“Are we prepared to come to grips what this could mean?” Koval said in an interview Thursday.
Parts of Madison, such as State Street and other areas Downtown, are already crowded with foot, bicycle, moped, vehicle and bus traffic, Koval said. Mixing in scooter traffic or randomly parked scooters could worsen the congestion and make the area more dangerous.
He said he recently rented a Lime scooter while on a trip to Oakland — and enjoyed using it.
“I have to admit,” Koval said. “I can’t say that I didn’t like it.”
But he said details like safety requirements, where the scooters can be used and where they can be parked need to be established before they are allowed in Madison.
If a motorized scooter company wants to operate in Madison legally the scooters will need to be legalized by the state first, according to the City Attorney’s Office.
Electric scooters are considered motor vehicles, according to the city. Koval said since the scooters don’t meet federal safety requirements, they can’t be registered in Wisconsin and be operated on roads or sidewalks.
It’s also illegal to park the scooters on a road or sidewalk, Koval said in his blog.
Users of the scooters could be fined $98.80 for operating an unregistered motor vehicle, among other potential violations.
Bird and Lime, two of the most prominent motorized scooter sharing companies, didn’t respond to requests for comment Thursday.
In Milwaukee, where Bird scooters can be impounded as of Tuesday, the company has said Wisconsin laws don’t apply because the federal government doesn’t consider the scooters to be motor vehicles, the Milwaukee Journal Sentinel reported.

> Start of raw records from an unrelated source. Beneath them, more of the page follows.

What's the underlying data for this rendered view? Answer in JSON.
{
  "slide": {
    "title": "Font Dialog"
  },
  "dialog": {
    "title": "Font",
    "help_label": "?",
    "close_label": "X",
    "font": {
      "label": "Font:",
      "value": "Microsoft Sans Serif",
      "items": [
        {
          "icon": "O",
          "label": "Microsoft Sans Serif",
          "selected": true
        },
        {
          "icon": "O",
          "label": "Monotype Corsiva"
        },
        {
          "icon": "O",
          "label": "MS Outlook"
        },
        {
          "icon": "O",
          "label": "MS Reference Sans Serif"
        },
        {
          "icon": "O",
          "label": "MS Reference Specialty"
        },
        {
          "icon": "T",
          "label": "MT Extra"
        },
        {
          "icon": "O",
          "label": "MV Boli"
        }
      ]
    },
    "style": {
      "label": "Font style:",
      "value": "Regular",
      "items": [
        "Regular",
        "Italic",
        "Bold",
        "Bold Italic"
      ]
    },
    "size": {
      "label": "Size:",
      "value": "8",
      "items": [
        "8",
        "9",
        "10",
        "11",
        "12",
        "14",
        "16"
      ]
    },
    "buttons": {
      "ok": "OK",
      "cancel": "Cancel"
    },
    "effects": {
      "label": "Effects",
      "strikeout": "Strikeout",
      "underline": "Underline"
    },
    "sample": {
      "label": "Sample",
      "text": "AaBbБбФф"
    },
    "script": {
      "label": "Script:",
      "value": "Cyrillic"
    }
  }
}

In the early 2000s, Segway company officials successfully lobbied state legislators to legalize the use of their vehicle on roads and sidewalks. Segway vehicles are two-wheeled, non-tandem, self-balancing vehicles.